TASK STATEMENT
Find the string "icon" in the entries and copy each line that has it.

==== PROVIDED RECORDS ====

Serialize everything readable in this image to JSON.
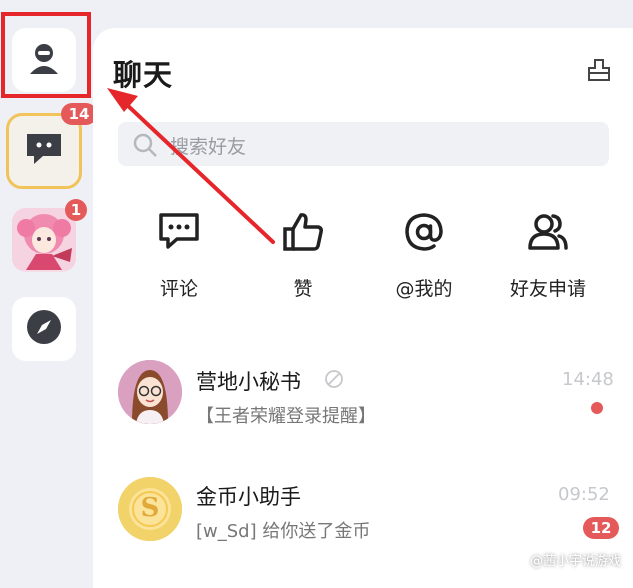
{
  "sidebar": {
    "items": [
      {
        "name": "profile",
        "icon": "user-icon"
      },
      {
        "name": "chat",
        "icon": "chat-bubble-icon",
        "badge": "14"
      },
      {
        "name": "game-avatar",
        "icon": "anime-avatar-icon",
        "badge": "1"
      },
      {
        "name": "discover",
        "icon": "compass-icon"
      }
    ]
  },
  "header": {
    "title": "聊天",
    "action_icon": "clear-icon"
  },
  "search": {
    "placeholder": "搜索好友"
  },
  "quick_actions": [
    {
      "label": "评论",
      "icon": "comment-icon"
    },
    {
      "label": "赞",
      "icon": "thumbs-up-icon"
    },
    {
      "label": "@我的",
      "icon": "at-sign-icon"
    },
    {
      "label": "好友申请",
      "icon": "friends-icon"
    }
  ],
  "chats": [
    {
      "name": "营地小秘书",
      "preview": "【王者荣耀登录提醒】",
      "time": "14:48",
      "unread_dot": true
    },
    {
      "name": "金币小助手",
      "avatar_letter": "S",
      "preview": "[w_Sd] 给你送了金币",
      "time": "09:52",
      "badge": "12"
    }
  ],
  "watermark": "@茜小宇说游戏",
  "colors": {
    "accent_red": "#e5262b",
    "badge_red": "#e45a5a",
    "chat_highlight": "#f1c45b",
    "coin_yellow": "#f1d36a",
    "page_bg": "#eef0f5"
  }
}
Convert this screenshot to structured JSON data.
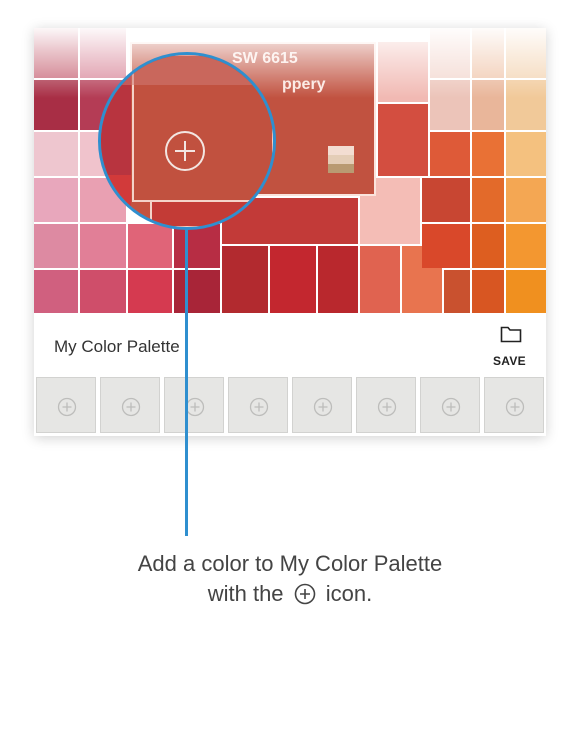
{
  "swatch": {
    "code": "SW 6615",
    "name": "ppery"
  },
  "palette": {
    "title": "My Color Palette",
    "save_label": "SAVE",
    "slot_count": 8
  },
  "caption": {
    "line1": "Add a color to My Color Palette",
    "line2_prefix": "with the",
    "line2_suffix": "icon."
  },
  "colors": {
    "accent": "#2f8fcf",
    "featured_swatch": "#c15240"
  }
}
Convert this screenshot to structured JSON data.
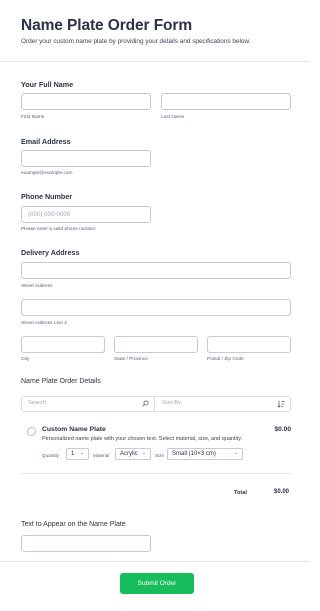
{
  "header": {
    "title": "Name Plate Order Form",
    "subtitle": "Order your custom name plate by providing your details and specifications below."
  },
  "full_name": {
    "label": "Your Full Name",
    "first_sublabel": "First Name",
    "last_sublabel": "Last Name",
    "first_value": "",
    "last_value": ""
  },
  "email": {
    "label": "Email Address",
    "value": "",
    "sublabel": "example@example.com"
  },
  "phone": {
    "label": "Phone Number",
    "placeholder": "(000) 000-0000",
    "sublabel": "Please enter a valid phone number."
  },
  "address": {
    "label": "Delivery Address",
    "street_sublabel": "Street Address",
    "street2_sublabel": "Street Address Line 2",
    "city_sublabel": "City",
    "state_sublabel": "State / Province",
    "postal_sublabel": "Postal / Zip Code"
  },
  "order": {
    "label": "Name Plate Order Details",
    "search_placeholder": "Search",
    "sort_placeholder": "Sort By",
    "product": {
      "name": "Custom Name Plate",
      "price": "$0.00",
      "description": "Personalized name plate with your chosen text. Select material, size, and quantity.",
      "quantity_label": "Quantity",
      "quantity_value": "1",
      "material_label": "Material",
      "material_value": "Acrylic",
      "size_label": "Size",
      "size_value": "Small (10×3 cm)"
    },
    "total_label": "Total",
    "total_value": "$0.00"
  },
  "plate_text": {
    "label": "Text to Appear on the Name Plate",
    "value": ""
  },
  "submit_label": "Submit Order",
  "colors": {
    "accent": "#18bd5b",
    "text": "#2c3345",
    "border": "#c3cad8"
  }
}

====

RESPONSE TO THE TASK
        "icon": "user-icon"
        "icon": "chat-bubble-icon",
        "icon": "anime-avatar-icon",
        "icon": "compass-icon"
    "action_icon": "clear-icon"
      "icon": "comment-icon"
      "icon": "thumbs-up-icon"
      "icon": "at-sign-icon"
      "icon": "friends-icon"
    "line2_suffix": "icon."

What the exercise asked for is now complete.